Intermarriage – when Jews wed non-Jews – has been called a threat to the future survival of the Jewish nation. So what happened when there were reports that the Israeli prime minister’s son was dating a Norwegian non-Jew? The Norwegian daily Dagen reported that Ms Leikanger and Prime Minister Benjamin Netanyahu’s son Yair are a couple, to which the office of Mr Netanyahu has responded – according to Israeli media – by insisting they are only college classmates. But the damage has already been done. Leikanger is not Jewish, a fact that has sparked outrage in Israel, a Jewish country which since its inception has fought to have its Jewish character recognised throughout the world. While Judaism is not a proselytising religion, Leikanger, like any non-Jew, does have the option of converting should she wish to become Jewish.
Intermarriage and assimilation are quintessential Jewish fears and have been called a threat to the future survival of the relatively small Jewish nation. According to Jewish law, the religion is passed down through the mother, so if a Jewish man marries a non-Jewish woman, their children would not be considered Jews. The chance that children of a mixed couple would keep or pass along any Jewish traditions to future generations is radically diminished. As today’s rate of intermarriage among Diaspora Jews stands above 50%, many are worried that the nation that survived persecution, pogroms and the Holocaust could eventually die out of its own undoing.

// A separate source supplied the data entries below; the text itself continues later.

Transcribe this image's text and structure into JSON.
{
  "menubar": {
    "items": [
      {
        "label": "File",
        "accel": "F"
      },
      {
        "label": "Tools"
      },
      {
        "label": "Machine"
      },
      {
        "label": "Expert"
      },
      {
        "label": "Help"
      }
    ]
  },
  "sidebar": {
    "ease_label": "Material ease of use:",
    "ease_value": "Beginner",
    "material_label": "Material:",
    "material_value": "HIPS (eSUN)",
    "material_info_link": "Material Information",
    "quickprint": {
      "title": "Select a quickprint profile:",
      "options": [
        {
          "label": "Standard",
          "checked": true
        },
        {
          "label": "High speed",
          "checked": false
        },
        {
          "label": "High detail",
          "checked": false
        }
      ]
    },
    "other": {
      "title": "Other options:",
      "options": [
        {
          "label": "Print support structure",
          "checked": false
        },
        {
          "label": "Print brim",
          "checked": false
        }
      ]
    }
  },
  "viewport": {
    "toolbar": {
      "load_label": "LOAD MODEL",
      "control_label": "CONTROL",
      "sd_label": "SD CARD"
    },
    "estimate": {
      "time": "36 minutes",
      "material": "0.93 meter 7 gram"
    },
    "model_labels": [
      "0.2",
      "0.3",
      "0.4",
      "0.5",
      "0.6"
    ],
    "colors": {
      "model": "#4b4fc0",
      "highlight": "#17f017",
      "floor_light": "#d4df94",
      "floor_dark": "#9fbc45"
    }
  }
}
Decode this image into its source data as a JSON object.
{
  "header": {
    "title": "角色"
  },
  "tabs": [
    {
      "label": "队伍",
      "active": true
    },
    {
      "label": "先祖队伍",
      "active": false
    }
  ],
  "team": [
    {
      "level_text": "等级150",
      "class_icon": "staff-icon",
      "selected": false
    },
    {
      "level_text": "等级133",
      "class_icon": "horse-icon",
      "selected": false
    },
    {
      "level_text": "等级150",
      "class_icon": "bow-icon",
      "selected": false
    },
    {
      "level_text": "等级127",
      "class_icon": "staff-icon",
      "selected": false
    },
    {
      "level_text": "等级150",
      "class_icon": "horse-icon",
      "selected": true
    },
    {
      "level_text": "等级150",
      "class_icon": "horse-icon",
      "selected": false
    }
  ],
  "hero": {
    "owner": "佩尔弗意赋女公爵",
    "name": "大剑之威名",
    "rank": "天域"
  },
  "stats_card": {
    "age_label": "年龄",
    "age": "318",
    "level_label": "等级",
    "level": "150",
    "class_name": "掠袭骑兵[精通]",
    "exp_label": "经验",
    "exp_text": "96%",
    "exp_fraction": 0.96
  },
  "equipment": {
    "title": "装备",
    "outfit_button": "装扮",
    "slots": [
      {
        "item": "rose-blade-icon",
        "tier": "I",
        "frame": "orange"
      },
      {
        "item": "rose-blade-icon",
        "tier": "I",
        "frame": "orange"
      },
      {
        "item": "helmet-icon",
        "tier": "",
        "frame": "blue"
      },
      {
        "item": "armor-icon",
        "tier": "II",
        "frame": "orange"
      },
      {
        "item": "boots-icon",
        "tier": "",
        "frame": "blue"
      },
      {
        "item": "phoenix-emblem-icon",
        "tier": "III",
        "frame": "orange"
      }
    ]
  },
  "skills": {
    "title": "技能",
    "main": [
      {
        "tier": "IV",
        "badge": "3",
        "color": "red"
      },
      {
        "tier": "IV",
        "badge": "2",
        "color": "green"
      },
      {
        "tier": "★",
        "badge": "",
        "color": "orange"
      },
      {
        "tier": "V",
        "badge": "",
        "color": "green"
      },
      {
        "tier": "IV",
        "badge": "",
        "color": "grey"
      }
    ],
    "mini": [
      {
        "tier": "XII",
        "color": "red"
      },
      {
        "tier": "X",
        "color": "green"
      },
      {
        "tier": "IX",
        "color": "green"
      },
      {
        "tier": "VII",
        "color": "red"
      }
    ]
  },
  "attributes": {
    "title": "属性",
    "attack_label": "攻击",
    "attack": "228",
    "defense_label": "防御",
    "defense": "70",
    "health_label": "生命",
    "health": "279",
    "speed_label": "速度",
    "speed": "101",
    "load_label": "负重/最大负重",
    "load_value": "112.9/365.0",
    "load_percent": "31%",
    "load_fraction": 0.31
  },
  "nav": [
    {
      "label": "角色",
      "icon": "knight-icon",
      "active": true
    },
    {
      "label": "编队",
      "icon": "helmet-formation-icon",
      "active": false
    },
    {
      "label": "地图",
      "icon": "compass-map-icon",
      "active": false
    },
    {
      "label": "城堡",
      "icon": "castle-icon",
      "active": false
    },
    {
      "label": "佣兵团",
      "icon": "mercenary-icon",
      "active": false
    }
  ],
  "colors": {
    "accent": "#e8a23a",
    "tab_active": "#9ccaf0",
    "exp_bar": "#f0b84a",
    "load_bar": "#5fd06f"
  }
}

The anxiety was expressed in an open letter to Yair Netanyahu by the Israeli organisation Lehava, which works to prevent assimilation, in a post on its Facebook page, which warned him that his grandparents “are turning over in their graves… they did not dream that their grandchildren would not be Jews”. The issue of intermarriage has largely been one for Diaspora Jews – the Jews who live outside Israel. Inside Israel, Jews (75% of the population) and Arabs (21%) rarely marry, but with an influx of foreign workers and globalisation of the Israeli community, in recent years the phenomenon has come to light. “God forbid, if it’s true, woe is me,” says Aryeh Deri, leader of the Ultra-Orthodox Shas party, to a local radio station, lamenting the news that the prime minister’s son was dating a non-Jew. “I don’t like talking about private issues… but if it’s true God forbid, then it’s no longer a personal matter – it’s the symbol of the Jewish people.”
Eretz Nehederet, the popular Israeli satirical television show, aired a parody showcasing infamous historical oppressors of the Jews including the biblical Pharaoh and the Spanish inquisitor. The show culminated with Yair Netanyahu’s non-Jewish girlfriend, whom they called the “newest existential threat”. She sang about a shikse, a derogatory term for a non-Jewish woman, sarcastically crooning that she is “worse than Hitler”. But jokes aside, even the prime minister’s brother-in-law, Hagai Ben-Artzi, spoke out strongly on their affair, warning his nephew that if he doesn’t end his relationship with Leikanger, it is as if he is spitting on the graves of his grandparents. “From my point of view, if he does such a thing, I personally won’t allow him to get near their graves,” Ben-Artzi told an Ultra-Orthodox website. “This is the most awful thing that is threatening and was a threat throughout the history of the Jewish people. More awful than leaving Israel is marriage with a gentile. If this happens, God forbid, I’ll bury myself I don’t know where. I’ll walk in the streets and tear off my hair – and here this is happening.”
Anyone who has watched Fiddler on the Roof, where Tevye says his daughter is dead to him for marrying a non-Jew, knows the issue has always been a sensitive one among Jews.
BBC News Magazine